# RECORDS:
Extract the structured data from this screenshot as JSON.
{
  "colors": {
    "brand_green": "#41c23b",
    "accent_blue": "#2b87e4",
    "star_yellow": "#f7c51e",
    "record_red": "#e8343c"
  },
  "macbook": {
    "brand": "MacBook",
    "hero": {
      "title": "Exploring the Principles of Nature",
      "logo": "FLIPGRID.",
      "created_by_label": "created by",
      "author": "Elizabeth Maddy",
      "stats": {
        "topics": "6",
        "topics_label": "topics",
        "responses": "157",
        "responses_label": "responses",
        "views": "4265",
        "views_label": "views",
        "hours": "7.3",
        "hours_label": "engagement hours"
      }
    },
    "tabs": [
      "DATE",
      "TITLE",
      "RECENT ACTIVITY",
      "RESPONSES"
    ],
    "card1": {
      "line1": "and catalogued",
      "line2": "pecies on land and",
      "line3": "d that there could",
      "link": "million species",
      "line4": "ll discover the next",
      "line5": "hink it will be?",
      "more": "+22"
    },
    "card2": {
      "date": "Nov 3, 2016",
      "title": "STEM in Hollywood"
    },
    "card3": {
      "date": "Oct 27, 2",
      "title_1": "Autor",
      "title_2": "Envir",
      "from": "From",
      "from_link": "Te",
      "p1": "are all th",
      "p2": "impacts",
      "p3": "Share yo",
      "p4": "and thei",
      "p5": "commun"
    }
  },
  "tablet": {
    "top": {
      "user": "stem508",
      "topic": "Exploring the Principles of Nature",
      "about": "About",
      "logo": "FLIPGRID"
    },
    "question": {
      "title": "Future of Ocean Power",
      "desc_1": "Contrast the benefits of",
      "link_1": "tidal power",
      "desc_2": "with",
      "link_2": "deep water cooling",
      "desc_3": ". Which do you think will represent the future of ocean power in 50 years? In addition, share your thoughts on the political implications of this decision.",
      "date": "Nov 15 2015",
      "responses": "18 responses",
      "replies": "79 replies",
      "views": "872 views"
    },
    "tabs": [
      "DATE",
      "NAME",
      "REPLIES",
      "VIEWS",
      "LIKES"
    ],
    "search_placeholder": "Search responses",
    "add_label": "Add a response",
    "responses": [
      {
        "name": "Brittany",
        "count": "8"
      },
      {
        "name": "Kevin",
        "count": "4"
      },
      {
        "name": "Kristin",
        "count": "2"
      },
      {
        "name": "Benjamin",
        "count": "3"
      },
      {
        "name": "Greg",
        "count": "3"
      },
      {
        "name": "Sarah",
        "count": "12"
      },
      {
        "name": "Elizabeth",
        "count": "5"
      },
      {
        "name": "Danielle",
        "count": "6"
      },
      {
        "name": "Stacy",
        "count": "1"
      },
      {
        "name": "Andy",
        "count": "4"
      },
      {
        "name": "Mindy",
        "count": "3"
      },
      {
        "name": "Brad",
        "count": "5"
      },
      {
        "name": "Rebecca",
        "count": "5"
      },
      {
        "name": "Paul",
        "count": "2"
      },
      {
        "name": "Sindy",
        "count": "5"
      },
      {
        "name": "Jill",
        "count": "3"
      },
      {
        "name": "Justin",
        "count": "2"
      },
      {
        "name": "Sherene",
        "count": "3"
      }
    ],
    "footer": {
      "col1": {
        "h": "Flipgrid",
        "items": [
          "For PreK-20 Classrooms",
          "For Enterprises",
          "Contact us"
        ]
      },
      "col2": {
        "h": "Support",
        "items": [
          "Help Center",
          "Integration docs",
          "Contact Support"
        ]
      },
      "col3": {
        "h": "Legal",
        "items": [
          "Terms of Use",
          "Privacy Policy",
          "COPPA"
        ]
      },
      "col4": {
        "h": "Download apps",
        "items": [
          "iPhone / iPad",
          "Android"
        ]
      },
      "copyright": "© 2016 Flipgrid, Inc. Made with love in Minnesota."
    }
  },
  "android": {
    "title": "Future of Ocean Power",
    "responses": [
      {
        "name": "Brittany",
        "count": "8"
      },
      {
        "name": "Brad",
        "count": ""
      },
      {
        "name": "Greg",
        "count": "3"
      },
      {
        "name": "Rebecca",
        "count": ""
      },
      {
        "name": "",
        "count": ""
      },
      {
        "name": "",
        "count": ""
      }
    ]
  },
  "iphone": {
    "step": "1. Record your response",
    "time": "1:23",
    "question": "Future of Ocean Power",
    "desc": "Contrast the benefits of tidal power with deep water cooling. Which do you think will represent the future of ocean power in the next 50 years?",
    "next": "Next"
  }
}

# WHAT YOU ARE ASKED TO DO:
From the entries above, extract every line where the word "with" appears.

# ANSWER SPACE:
      "desc_2": "with",
      "copyright": "© 2016 Flipgrid, Inc. Made with love in Minnesota."
    "desc": "Contrast the benefits of tidal power with deep water cooling. Which do you think will represent the future of ocean power in the next 50 years?",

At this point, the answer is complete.